Re. TPMS: Mine jibes pretty well with what a standard tire gauge tells me. It’s a simple matter to push two buttons on my steering wheel and get a readout of all 4 tire pressures on the dashboard display at any time, so I do rely on it, having checked its accuracy already.
“If you’re going for a cheaper tire, I’d look at Coopers–they seem to make a pretty good budget tire.”
However, that situation could well change for the worse, now that Cooper is owned by Apollo Tire, the largest mfr of tires in India…
“…that situation could well change for the worse…”
That is not necessarily true. Why do you believe that Apollo will change a well run company into a wreck? Maybe they bought Cooper to help Apollo learn how to provide tires for the world market.
The original tires (won’t say the brand) on my 2006 Matrix were badly worn on the extreme inside edges and noisy by 15k miles, yet 2/3 tread left everywhere else.
This was not the gradual taper one would expect from negative camber, and wheel alignment checked fine at two different shops.
There are many other complaints on the web about these tires.
So I had the tires flipped on the rims and from that point on the tread wore down evenly until I replaced them at 25k miles.
They were much quieter too.
The replacement tires, Yokohama Avid Envigor, show no sign of uneven wear so far in 11k miles.
"That is not necessarily true. Why do you believe that Apollo will change a well run company into a wreck? "
That is why I used the qualifier, “could”.
The outcome of that buy-out is an unknown, but since so many people don’t seem to stay current regarding changes in ownership of companies, I thought that it was a good idea to make forum members aware of this change in ownership that COULD portend a decline in quality. Forewarned is forearmed, as the old saying goes…
Incidentally, if Cooper was a really well-run company, they never would have gotten their corporate face in trouble a few years back, as a result of issuing ice picks to their production workers, and directing them to pierce bubbles that appeared in the inner liner of the tires, prior to shipping.
While that shameful incident is not well-known outside of the tire industry, I was aware of it (and also aware of the change in ownership of the company) as a result of reading Business Week cover-to-cover each week. The info that I find in there is sometimes not easy to learn about otherwise.
I had Affinity tires on my 2009 corolla. They had a funny vibration at about 65 MPH from day one.

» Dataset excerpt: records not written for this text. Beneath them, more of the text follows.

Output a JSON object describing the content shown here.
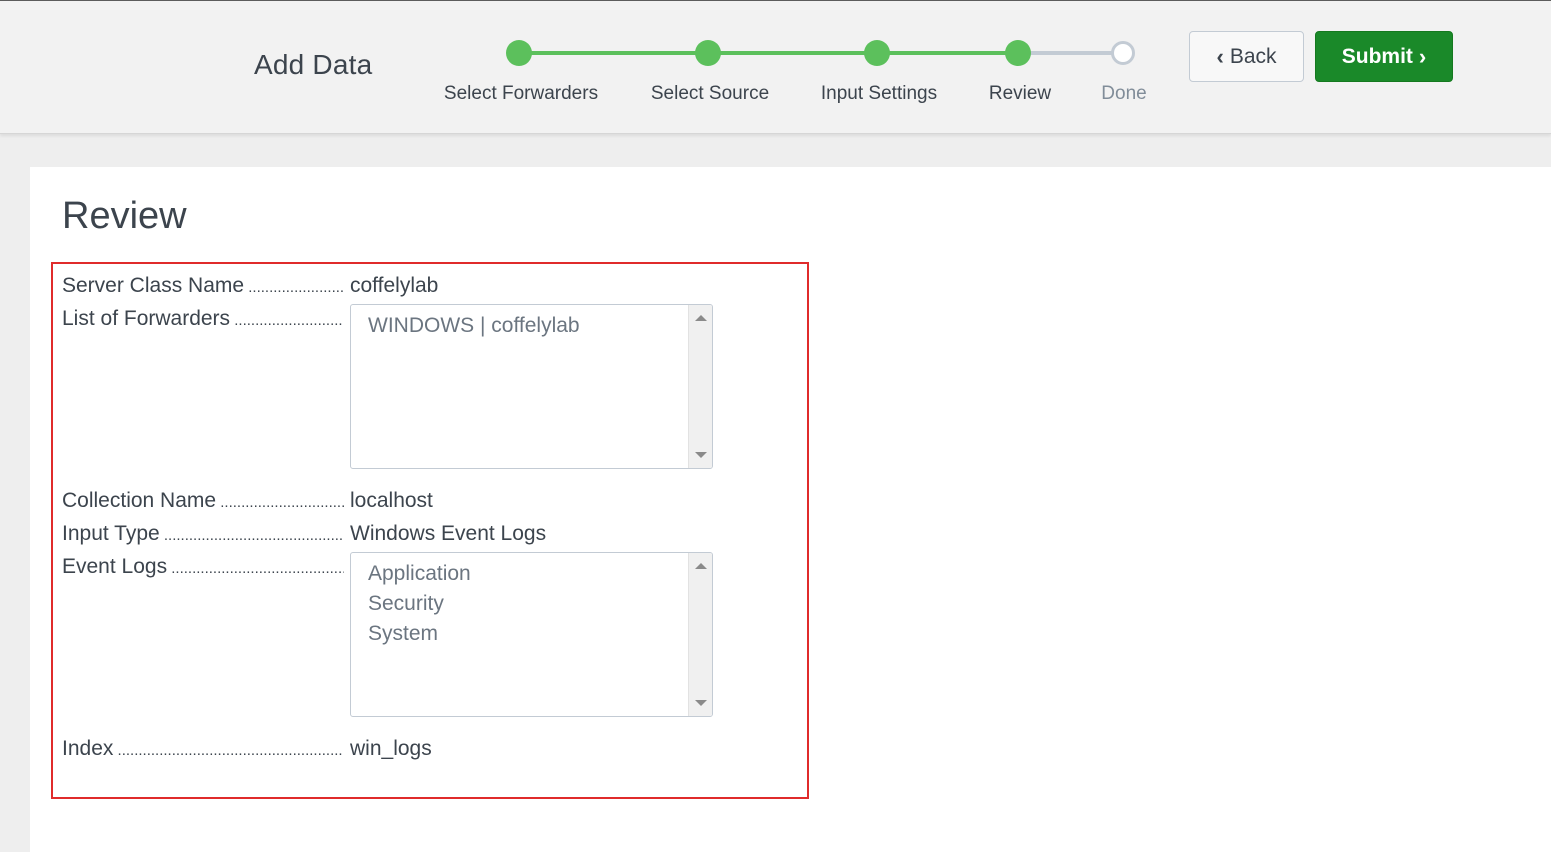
{
  "header": {
    "title": "Add Data",
    "steps": [
      {
        "label": "Select Forwarders",
        "state": "complete"
      },
      {
        "label": "Select Source",
        "state": "complete"
      },
      {
        "label": "Input Settings",
        "state": "complete"
      },
      {
        "label": "Review",
        "state": "current"
      },
      {
        "label": "Done",
        "state": "pending"
      }
    ],
    "back_label": "Back",
    "submit_label": "Submit"
  },
  "review": {
    "title": "Review",
    "server_class_label": "Server Class Name",
    "server_class_value": "coffelylab",
    "forwarders_label": "List of Forwarders",
    "forwarders": [
      "WINDOWS | coffelylab"
    ],
    "collection_label": "Collection Name",
    "collection_value": "localhost",
    "input_type_label": "Input Type",
    "input_type_value": "Windows Event Logs",
    "event_logs_label": "Event Logs",
    "event_logs": [
      "Application",
      "Security",
      "System"
    ],
    "index_label": "Index",
    "index_value": "win_logs"
  },
  "colors": {
    "step_complete": "#5cc05c",
    "step_pending": "#c3cbd4",
    "submit_bg": "#1a8929",
    "highlight": "#e02b2b"
  }
}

It wasn’t really bad, so I assumed it was normal for the car. (Let’s face it, the Corolla is not a luxury cruiser.) When I bought new Cooper tires, the vibration went away.
+1 for Yokohama Avid ENVigors. I have then on my Accord, and they still have a lot of life after about 40,000 miles of mostly highway driving.